Everyone knows that a relatively small number of wealthy people donate the lion's share of money to political campaigns. But, you probably never suspected just how small that group actually is.
Thanks to the amazing Sunlight Foundation, we now know that just 31,385 people -- one tenth of one percent of the overall U.S. population -- are responsible for nearly 30 percent of the $6 billion (yes, billion with a "b") contributed to federal campaigns and committees in the 2012 election.
While the numbers are mind-boggling, one of the charts that Sunlight built to visualize them is even more telling.
It shows that the 31,385 people who qualify as the one percent of the one percent of political donors wouldn't even come close to filling a football stadium. And, their seats would cost a minimum of $12,950, the smallest contribution amount of any of the one-tenth-of-one-percenters.

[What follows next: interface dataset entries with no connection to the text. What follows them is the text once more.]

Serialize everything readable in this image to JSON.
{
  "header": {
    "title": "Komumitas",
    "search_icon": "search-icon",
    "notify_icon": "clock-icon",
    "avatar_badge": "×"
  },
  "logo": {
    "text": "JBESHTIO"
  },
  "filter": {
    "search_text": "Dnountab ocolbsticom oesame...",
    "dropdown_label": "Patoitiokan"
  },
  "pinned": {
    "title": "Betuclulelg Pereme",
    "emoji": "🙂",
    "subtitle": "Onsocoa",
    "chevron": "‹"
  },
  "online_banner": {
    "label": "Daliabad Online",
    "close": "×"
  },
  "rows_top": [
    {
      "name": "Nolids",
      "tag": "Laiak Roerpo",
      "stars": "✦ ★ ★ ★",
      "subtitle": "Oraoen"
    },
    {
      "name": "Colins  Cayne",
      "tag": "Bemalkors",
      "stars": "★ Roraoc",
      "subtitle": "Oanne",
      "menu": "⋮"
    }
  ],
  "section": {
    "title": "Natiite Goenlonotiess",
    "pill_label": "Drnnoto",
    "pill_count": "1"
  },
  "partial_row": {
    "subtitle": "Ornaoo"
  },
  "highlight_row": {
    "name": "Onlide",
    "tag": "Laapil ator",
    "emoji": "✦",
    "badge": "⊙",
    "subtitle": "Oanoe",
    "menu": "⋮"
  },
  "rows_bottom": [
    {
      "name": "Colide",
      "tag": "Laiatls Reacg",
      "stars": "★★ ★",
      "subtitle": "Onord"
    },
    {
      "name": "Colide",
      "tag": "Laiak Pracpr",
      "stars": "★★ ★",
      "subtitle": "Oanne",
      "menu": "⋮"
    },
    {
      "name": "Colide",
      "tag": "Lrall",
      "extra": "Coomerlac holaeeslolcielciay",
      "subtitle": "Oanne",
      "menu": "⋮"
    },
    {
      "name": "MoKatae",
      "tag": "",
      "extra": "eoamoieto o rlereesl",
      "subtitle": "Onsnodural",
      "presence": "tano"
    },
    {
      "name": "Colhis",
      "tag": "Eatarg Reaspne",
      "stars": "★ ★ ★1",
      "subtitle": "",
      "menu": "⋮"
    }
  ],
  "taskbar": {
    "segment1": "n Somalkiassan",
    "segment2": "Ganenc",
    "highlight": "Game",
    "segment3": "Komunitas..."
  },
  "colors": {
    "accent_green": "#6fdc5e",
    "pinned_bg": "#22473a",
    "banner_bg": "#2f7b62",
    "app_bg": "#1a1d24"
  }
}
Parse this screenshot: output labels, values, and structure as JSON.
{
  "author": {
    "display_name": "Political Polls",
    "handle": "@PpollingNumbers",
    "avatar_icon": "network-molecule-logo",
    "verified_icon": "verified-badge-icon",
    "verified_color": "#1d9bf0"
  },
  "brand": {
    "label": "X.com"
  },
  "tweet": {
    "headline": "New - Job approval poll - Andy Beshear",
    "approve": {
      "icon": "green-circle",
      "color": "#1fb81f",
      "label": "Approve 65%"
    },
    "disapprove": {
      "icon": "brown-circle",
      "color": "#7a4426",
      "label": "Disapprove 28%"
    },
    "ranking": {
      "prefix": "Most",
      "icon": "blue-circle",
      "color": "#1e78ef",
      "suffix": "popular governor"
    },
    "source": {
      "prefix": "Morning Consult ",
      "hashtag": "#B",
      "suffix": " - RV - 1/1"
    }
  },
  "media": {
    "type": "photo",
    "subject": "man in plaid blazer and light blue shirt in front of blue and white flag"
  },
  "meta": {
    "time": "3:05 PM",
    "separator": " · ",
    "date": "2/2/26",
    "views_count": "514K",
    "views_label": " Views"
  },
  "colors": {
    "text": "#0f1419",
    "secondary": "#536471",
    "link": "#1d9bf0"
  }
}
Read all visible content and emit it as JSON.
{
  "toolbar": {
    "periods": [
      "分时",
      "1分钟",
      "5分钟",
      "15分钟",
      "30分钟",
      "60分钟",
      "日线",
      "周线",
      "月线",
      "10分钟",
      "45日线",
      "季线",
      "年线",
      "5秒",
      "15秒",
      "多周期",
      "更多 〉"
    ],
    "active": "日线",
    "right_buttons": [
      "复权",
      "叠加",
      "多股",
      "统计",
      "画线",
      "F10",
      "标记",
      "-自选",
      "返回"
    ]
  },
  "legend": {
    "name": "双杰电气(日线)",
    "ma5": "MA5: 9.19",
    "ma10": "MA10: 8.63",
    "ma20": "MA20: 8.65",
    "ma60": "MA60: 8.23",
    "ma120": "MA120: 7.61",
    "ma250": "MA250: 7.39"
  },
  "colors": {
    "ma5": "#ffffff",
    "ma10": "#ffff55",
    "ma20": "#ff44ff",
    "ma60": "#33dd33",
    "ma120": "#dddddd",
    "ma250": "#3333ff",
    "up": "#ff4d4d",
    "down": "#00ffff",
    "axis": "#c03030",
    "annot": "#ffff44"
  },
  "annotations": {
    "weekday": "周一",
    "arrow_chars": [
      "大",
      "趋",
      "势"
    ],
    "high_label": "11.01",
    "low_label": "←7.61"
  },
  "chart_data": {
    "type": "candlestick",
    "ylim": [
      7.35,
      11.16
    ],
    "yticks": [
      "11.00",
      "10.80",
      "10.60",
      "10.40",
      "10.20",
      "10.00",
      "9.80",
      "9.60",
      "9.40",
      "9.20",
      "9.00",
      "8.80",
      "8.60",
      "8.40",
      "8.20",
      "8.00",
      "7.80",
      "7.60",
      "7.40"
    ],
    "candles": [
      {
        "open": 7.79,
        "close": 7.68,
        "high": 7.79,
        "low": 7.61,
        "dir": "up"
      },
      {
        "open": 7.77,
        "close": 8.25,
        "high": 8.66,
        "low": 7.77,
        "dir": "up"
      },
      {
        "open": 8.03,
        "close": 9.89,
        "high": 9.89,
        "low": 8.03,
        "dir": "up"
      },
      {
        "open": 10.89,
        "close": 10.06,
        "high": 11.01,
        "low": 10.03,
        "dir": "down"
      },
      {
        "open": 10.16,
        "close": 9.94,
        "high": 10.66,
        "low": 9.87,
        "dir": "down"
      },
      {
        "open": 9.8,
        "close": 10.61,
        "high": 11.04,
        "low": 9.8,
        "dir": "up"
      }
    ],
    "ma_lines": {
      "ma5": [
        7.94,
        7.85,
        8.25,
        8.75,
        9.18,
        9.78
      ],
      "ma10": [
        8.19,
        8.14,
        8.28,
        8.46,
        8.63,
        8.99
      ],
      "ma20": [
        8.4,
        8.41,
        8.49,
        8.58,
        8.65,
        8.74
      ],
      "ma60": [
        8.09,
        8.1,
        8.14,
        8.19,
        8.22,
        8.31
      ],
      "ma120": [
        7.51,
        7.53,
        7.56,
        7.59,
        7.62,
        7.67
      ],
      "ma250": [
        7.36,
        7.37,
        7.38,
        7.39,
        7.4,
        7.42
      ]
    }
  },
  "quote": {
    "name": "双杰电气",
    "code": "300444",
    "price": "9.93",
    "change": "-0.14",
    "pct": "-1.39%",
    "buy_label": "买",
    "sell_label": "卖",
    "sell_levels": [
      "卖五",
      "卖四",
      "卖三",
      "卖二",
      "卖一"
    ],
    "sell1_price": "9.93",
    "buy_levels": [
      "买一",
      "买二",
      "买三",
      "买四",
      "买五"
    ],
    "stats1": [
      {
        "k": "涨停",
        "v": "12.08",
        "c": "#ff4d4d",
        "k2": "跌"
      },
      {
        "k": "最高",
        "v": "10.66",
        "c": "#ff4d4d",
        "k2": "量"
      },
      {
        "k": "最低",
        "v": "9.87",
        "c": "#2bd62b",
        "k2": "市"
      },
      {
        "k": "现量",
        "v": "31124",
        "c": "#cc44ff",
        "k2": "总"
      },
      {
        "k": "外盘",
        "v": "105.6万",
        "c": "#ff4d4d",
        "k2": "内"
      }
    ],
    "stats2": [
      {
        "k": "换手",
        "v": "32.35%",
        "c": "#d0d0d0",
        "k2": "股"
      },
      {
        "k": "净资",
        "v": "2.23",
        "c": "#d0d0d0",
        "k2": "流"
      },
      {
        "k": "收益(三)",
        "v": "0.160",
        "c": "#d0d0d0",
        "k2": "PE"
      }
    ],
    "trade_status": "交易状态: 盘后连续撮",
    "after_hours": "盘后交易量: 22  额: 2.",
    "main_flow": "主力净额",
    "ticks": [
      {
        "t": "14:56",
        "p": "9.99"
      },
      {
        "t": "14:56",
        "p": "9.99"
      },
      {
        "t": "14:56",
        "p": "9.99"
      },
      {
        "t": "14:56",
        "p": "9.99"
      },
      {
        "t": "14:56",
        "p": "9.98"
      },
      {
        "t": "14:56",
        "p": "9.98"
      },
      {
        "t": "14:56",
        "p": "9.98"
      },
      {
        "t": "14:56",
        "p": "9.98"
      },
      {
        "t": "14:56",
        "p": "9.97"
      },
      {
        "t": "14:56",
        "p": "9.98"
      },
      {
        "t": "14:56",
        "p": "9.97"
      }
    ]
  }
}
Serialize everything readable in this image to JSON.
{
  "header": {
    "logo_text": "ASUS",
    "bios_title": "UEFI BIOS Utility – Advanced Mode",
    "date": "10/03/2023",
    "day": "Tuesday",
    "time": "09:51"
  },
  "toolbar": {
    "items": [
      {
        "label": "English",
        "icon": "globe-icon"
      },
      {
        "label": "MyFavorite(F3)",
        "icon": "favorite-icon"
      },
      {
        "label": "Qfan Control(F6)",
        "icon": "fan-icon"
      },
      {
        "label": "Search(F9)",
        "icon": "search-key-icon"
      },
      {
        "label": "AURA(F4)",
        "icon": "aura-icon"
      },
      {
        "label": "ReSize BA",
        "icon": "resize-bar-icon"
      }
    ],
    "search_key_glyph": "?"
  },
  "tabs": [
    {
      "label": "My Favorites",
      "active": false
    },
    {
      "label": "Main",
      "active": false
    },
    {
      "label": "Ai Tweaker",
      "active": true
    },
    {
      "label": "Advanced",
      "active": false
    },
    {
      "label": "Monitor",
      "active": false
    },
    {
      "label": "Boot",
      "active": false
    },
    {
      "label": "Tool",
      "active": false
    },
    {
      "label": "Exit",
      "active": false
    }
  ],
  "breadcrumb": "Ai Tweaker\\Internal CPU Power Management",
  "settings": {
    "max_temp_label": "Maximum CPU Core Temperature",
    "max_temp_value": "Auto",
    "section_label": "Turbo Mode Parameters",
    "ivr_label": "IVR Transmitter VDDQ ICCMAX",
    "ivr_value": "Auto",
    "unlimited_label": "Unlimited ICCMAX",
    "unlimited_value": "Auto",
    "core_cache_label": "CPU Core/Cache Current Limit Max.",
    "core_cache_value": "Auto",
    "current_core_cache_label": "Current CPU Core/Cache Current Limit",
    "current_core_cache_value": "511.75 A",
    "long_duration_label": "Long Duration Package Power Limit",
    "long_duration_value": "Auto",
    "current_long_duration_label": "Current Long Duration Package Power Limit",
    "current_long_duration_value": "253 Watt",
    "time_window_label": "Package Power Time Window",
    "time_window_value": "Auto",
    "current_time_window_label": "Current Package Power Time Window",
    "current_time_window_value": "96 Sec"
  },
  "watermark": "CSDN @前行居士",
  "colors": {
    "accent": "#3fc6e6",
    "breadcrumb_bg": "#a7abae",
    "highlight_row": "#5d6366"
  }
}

Those numbers are even more remarkable when you consider that while they do include donations to super PACs, they do not include donations to non-profit groups like Americans for Prosperity or Crossroads GPS that are heavily involved in campaigns.
Who are these one percent of the one percenters? Writes Sunlight's Lee Drutman:
"The nation’s biggest campaign donors have little in common with average Americans. They hail predominantly from big cities, such as New York and Washington. They work for blue-chip corporations, such as Goldman Sachs and Microsoft. One in five works in the finance, insurance and real estate sector. One in 10 works in law or lobbying. The median contribution from this group of elite donors? $26,584. That’s a little more than half the median family income in the United States."